WORK ORDER
Work out the count of lines in the entries below that include "Search", and write only that count.

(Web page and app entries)
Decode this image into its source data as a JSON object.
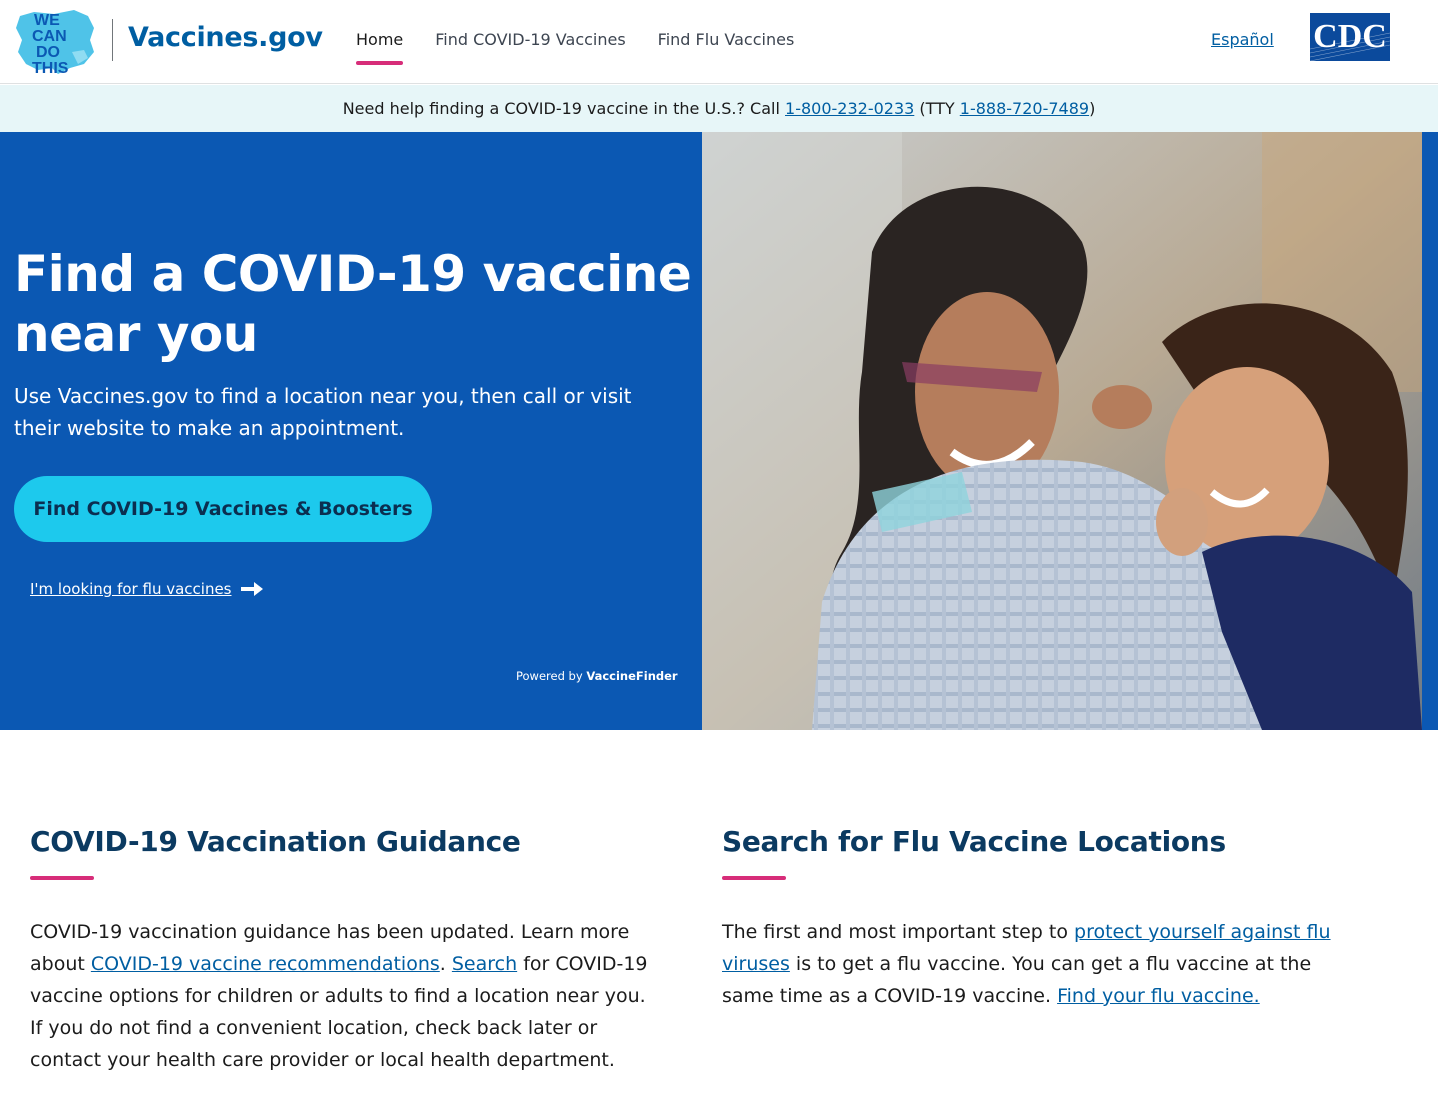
{
  "header": {
    "logo_text": [
      "WE",
      "CAN",
      "DO",
      "THIS"
    ],
    "site_title": "Vaccines.gov",
    "nav": [
      {
        "label": "Home"
      },
      {
        "label": "Find COVID-19 Vaccines"
      },
      {
        "label": "Find Flu Vaccines"
      }
    ],
    "language_link": "Español",
    "cdc_logo_text": "CDC"
  },
  "help_banner": {
    "text_before": "Need help finding a COVID-19 vaccine in the U.S.? Call ",
    "phone": "1-800-232-0233",
    "text_middle": " (TTY ",
    "tty": "1-888-720-7489",
    "text_after": ")"
  },
  "hero": {
    "title": "Find a COVID-19 vaccine near you",
    "subtitle": "Use Vaccines.gov to find a location near you, then call or visit their website to make an appointment.",
    "button_label": "Find COVID-19 Vaccines & Boosters",
    "flu_link": "I'm looking for flu vaccines",
    "powered_by_prefix": "Powered by ",
    "powered_by_brand": "VaccineFinder"
  },
  "guidance": {
    "title": "COVID-19 Vaccination Guidance",
    "text_1": "COVID-19 vaccination guidance has been updated.  Learn more about ",
    "link_1": "COVID-19 vaccine recommendations",
    "text_2": ". ",
    "link_2": "Search",
    "text_3": " for COVID-19 vaccine options for children or adults to find a location near you. If you do not find a convenient location, check back later or contact your health care provider or local health department."
  },
  "flu": {
    "title": "Search for Flu Vaccine Locations",
    "text_1": "The first and most important step to ",
    "link_1": "protect yourself against flu viruses",
    "text_2": " is to get a flu vaccine. You can get a flu vaccine at the same time as a COVID-19 vaccine. ",
    "link_2": "Find your flu vaccine."
  },
  "colors": {
    "hero_bg": "#0b58b3",
    "accent_pink": "#d72d79",
    "button_cyan": "#1dc9ed",
    "link_blue": "#005ea2",
    "heading_navy": "#0b3a61",
    "banner_bg": "#e7f6f8"
  }
}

TASK SOLUTION
2